‘Can the aspirations of young hearts, meaning those of us who still believe in a peaceful world, in sharing of wealth, in love, tolerance, liberty, imagination, a scaling down of brutality, unbridled art and sex…can we and our ideals somehow get plugged into Government?’
So the NME, 22 May, 1982, asks.
This poem by anarchist poet Lola Ridge is from Emma Goldman’s magazine Mother Earth, vol 4, issue 2.
The Martyrs of Hell
By Lola Ridge.
Not your martyrs anointed of heaven
The ages are red where they trod;
But the hunted—the world’s bitter leaven,
Who smote at your imbecile God:
A being to pander and fawn to;
To propitiate, flatter, and dread
As a thing that your souls are in pawn to,
A dealer that barters the dead;

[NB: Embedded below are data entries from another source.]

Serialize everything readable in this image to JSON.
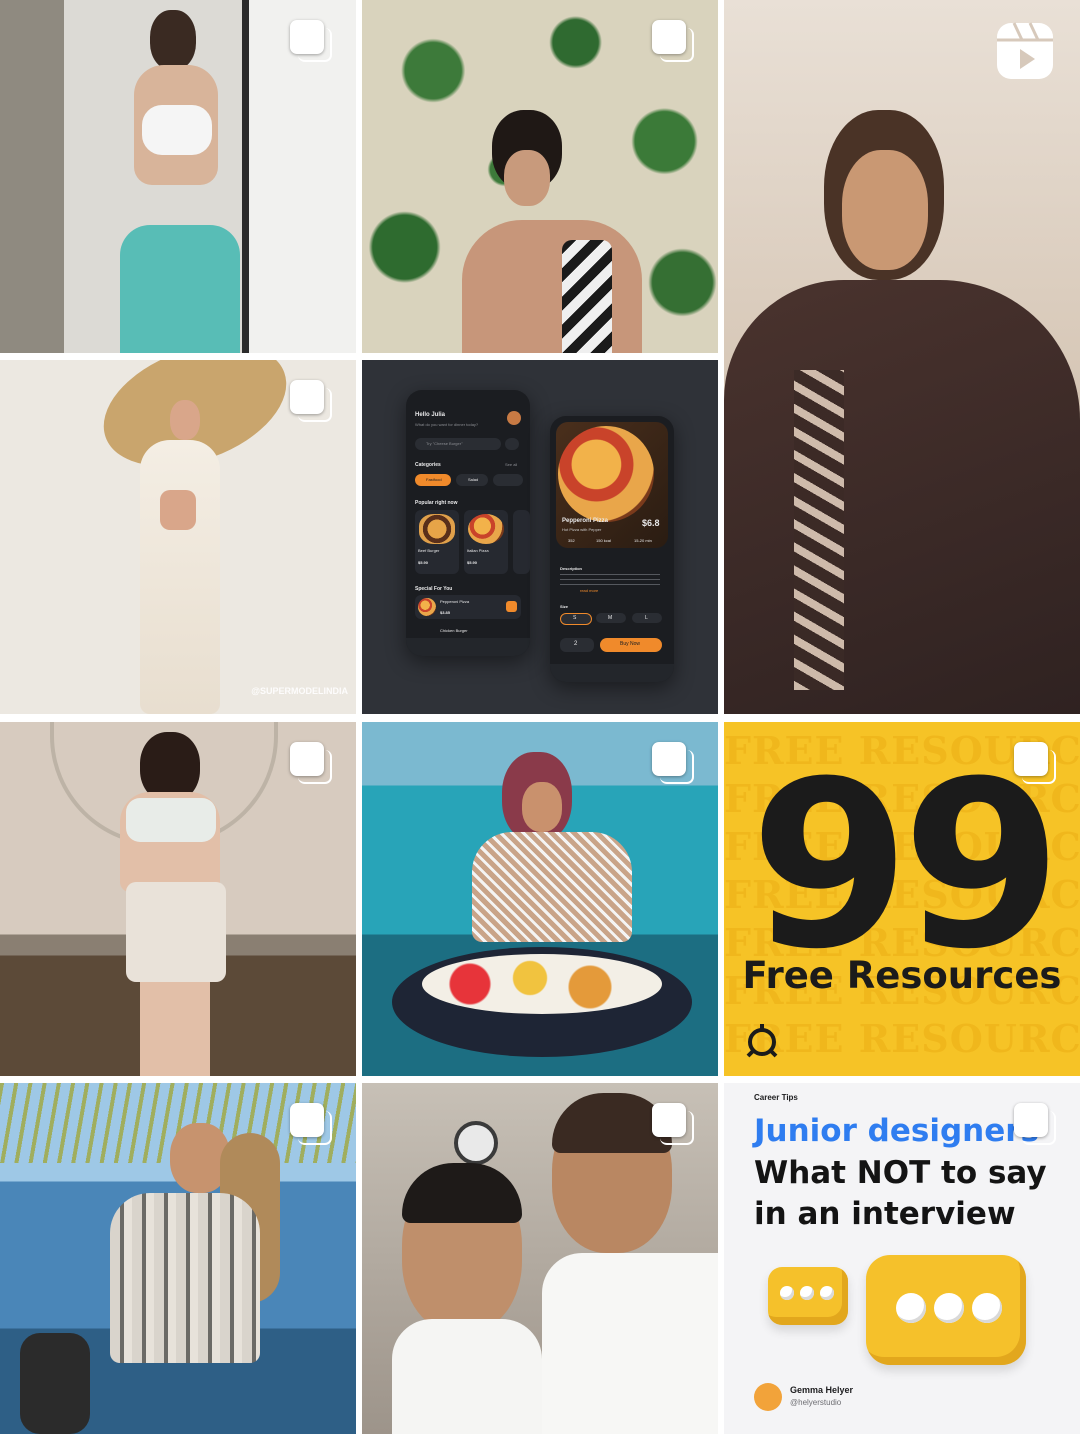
{
  "grid": {
    "posts": [
      {
        "id": "post-1",
        "type": "carousel",
        "alt": "Woman in white sports top"
      },
      {
        "id": "post-2",
        "type": "carousel",
        "alt": "Woman in front of leaf wall"
      },
      {
        "id": "post-3",
        "type": "reel",
        "alt": "Woman in brown ethnic outfit"
      },
      {
        "id": "post-4",
        "type": "carousel",
        "alt": "Woman in large sun hat",
        "watermark": "@SUPERMODELINDIA"
      },
      {
        "id": "post-5",
        "type": "carousel",
        "alt": "Food app UI design"
      },
      {
        "id": "post-7",
        "type": "carousel",
        "alt": "Mirror selfie"
      },
      {
        "id": "post-8",
        "type": "carousel",
        "alt": "Floating breakfast in pool"
      },
      {
        "id": "post-9",
        "type": "carousel",
        "alt": "Free resources graphic"
      },
      {
        "id": "post-10",
        "type": "carousel",
        "alt": "Woman by the lake"
      },
      {
        "id": "post-11",
        "type": "carousel",
        "alt": "Two men selfie"
      },
      {
        "id": "post-12",
        "type": "carousel",
        "alt": "Career tips graphic"
      }
    ]
  },
  "food_app": {
    "greeting": "Hello Julia",
    "question": "What do you want for dinner today?",
    "search_placeholder": "Try \"Cheese Burger\"",
    "categories_title": "Categories",
    "see_all": "See all",
    "cat_active": "Fastfood",
    "cat_2": "Salad",
    "popular_title": "Popular right now",
    "item1_name": "Beef Burger",
    "item1_price": "$5.90",
    "item2_name": "Italian Pizza",
    "item2_price": "$5.90",
    "special_title": "Special For You",
    "special_name": "Pepperoni Pizza",
    "special_price": "$3.85",
    "next_item": "Chicken Burger",
    "detail_name": "Pepperoni Pizza",
    "detail_sub": "Hot Pizza with Pepper",
    "detail_price": "$6.8",
    "rating": "352",
    "kcal": "150 kcal",
    "time": "15-20 min",
    "desc_title": "Description",
    "read_more": "read more",
    "size_title": "Size",
    "sizes": [
      "S",
      "M",
      "L"
    ],
    "qty": "2",
    "buy_label": "Buy Now"
  },
  "free_resources": {
    "ghost_text": "FREE RESOURCES",
    "number": "99",
    "label": "Free Resources"
  },
  "career": {
    "tag": "Career Tips",
    "title_1": "Junior designers",
    "title_2": "What NOT to say in an interview",
    "author": "Gemma Helyer",
    "handle": "@helyerstudio"
  },
  "colors": {
    "accent_orange": "#f08a2b",
    "accent_blue": "#2f7df0",
    "accent_yellow": "#f6c326"
  }
}
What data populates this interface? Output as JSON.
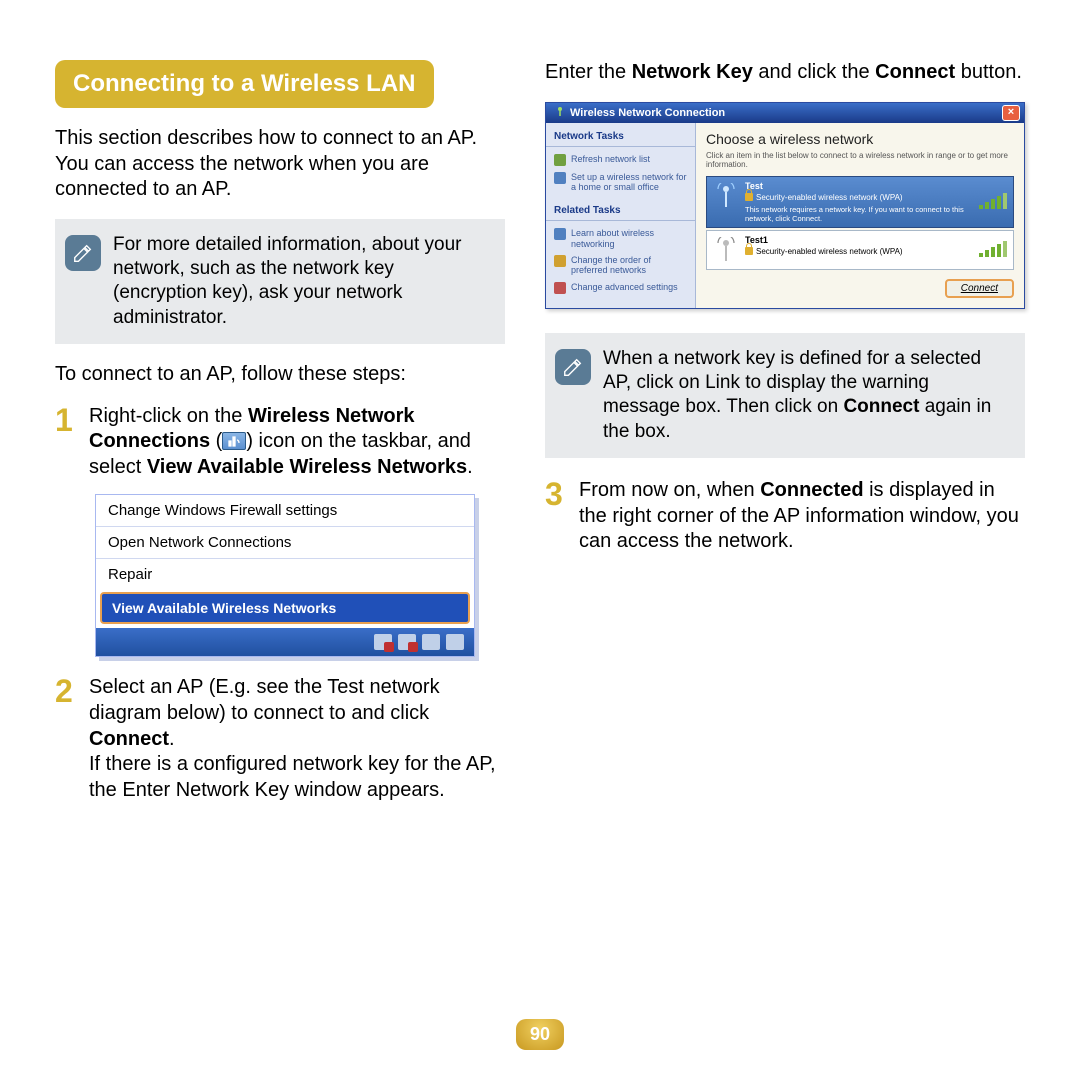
{
  "heading": "Connecting to a Wireless LAN",
  "intro": "This section describes how to connect to an AP. You can access the network when you are connected to an AP.",
  "note1": "For more detailed information, about your network, such as the network key (encryption key), ask your network administrator.",
  "follow": "To connect to an AP, follow these steps:",
  "step1": {
    "num": "1",
    "a": "Right-click on the ",
    "b": "Wireless Network Connections",
    "c": " (",
    "d": ") icon on the taskbar, and select ",
    "e": "View Available Wireless Networks",
    "f": "."
  },
  "ctx": {
    "i1": "Change Windows Firewall settings",
    "i2": "Open Network Connections",
    "i3": "Repair",
    "hl": "View Available Wireless Networks"
  },
  "step2": {
    "num": "2",
    "a": "Select an AP (E.g. see the Test network diagram below) to connect to and click ",
    "b": "Connect",
    "c": ".",
    "rest": "If there is a configured network key for the AP, the Enter Network Key window appears."
  },
  "col2top": {
    "a": "Enter the ",
    "b": "Network Key",
    "c": " and click the ",
    "d": "Connect",
    "e": " button."
  },
  "wdlg": {
    "title": "Wireless Network Connection",
    "sideH1": "Network Tasks",
    "link1": "Refresh network list",
    "link2": "Set up a wireless network for a home or small office",
    "sideH2": "Related Tasks",
    "link3": "Learn about wireless networking",
    "link4": "Change the order of preferred networks",
    "link5": "Change advanced settings",
    "mainH": "Choose a wireless network",
    "mainSub": "Click an item in the list below to connect to a wireless network in range or to get more information.",
    "net1": {
      "name": "Test",
      "sub": "Security-enabled wireless network (WPA)",
      "desc": "This network requires a network key. If you want to connect to this network, click Connect."
    },
    "net2": {
      "name": "Test1",
      "sub": "Security-enabled wireless network (WPA)"
    },
    "connect": "Connect"
  },
  "note2": {
    "a": "When a network key is defined for a selected AP, click on Link to display the warning message box. Then click on ",
    "b": "Connect",
    "c": " again in the box."
  },
  "step3": {
    "num": "3",
    "a": "From now on, when ",
    "b": "Connected",
    "c": " is displayed in the right corner of the AP information window, you can access the network."
  },
  "page": "90"
}
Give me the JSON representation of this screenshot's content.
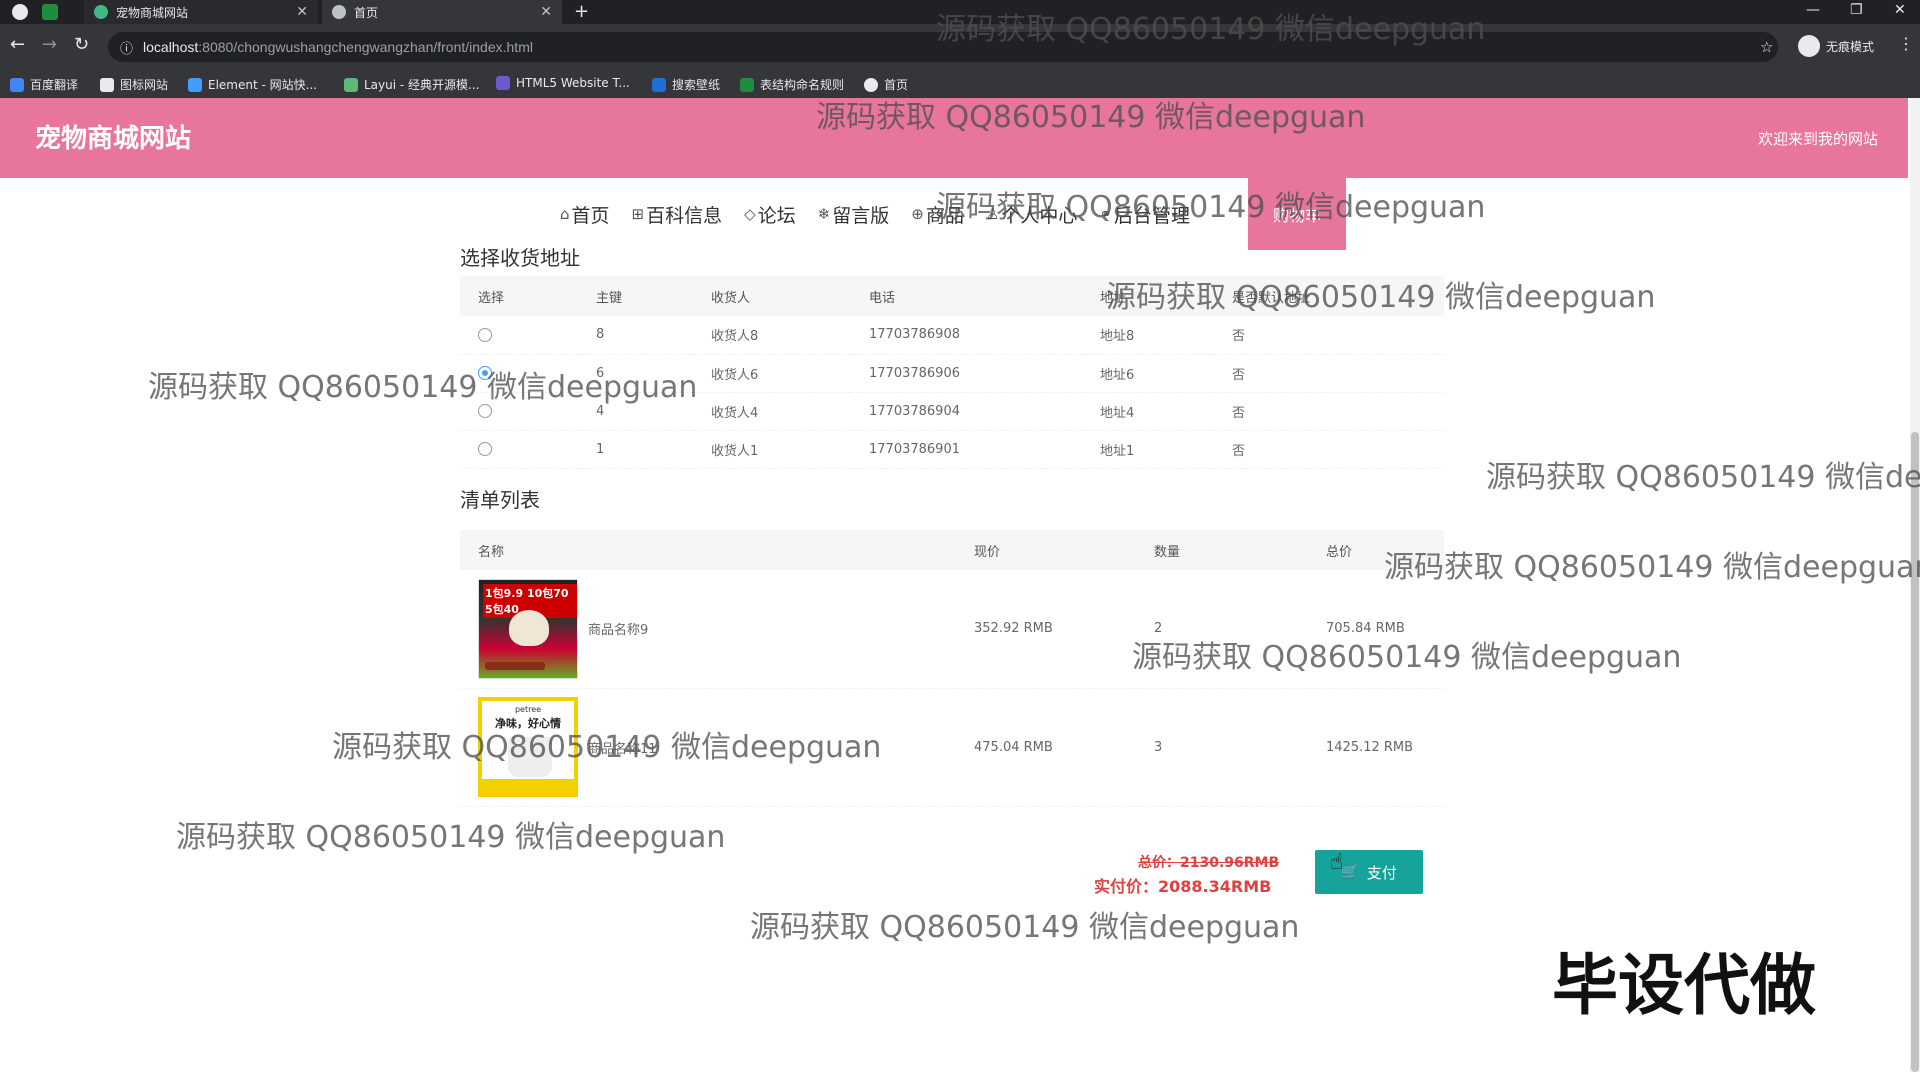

Who gloats with a vengeance unsated,
And sells the lost souls in His snares
Who were trapped in the lusts He created—
For incense and masses and prayers.
They are crushed in the coils of your halters:
‘Twere well, by the creeds ye have nursed,
To send up a cry from your altars,
A mass for the martyrs accursed.
Just a passionate prayer for reprieval.
For the Brotherhood not understood—
For the heroes who died for the evil.
Believing the evil was good.
Here’s a toast that has never been given;
Listen, thralls of the Book and the Bell:
To the souls of the martyrs unshriven,
The bondmen who dared to rebel —
To the Breakers, the Bold, the Despoilers,
Who dreamed of a world overthrown;
They who died for the millions of toilers,
Few — fronting the nations alone;
To the Outlawed of men and the Branded,
Whether hated or hating they fell,
I pledge the devoted, red-handed,
Unfaltering heroes of hell!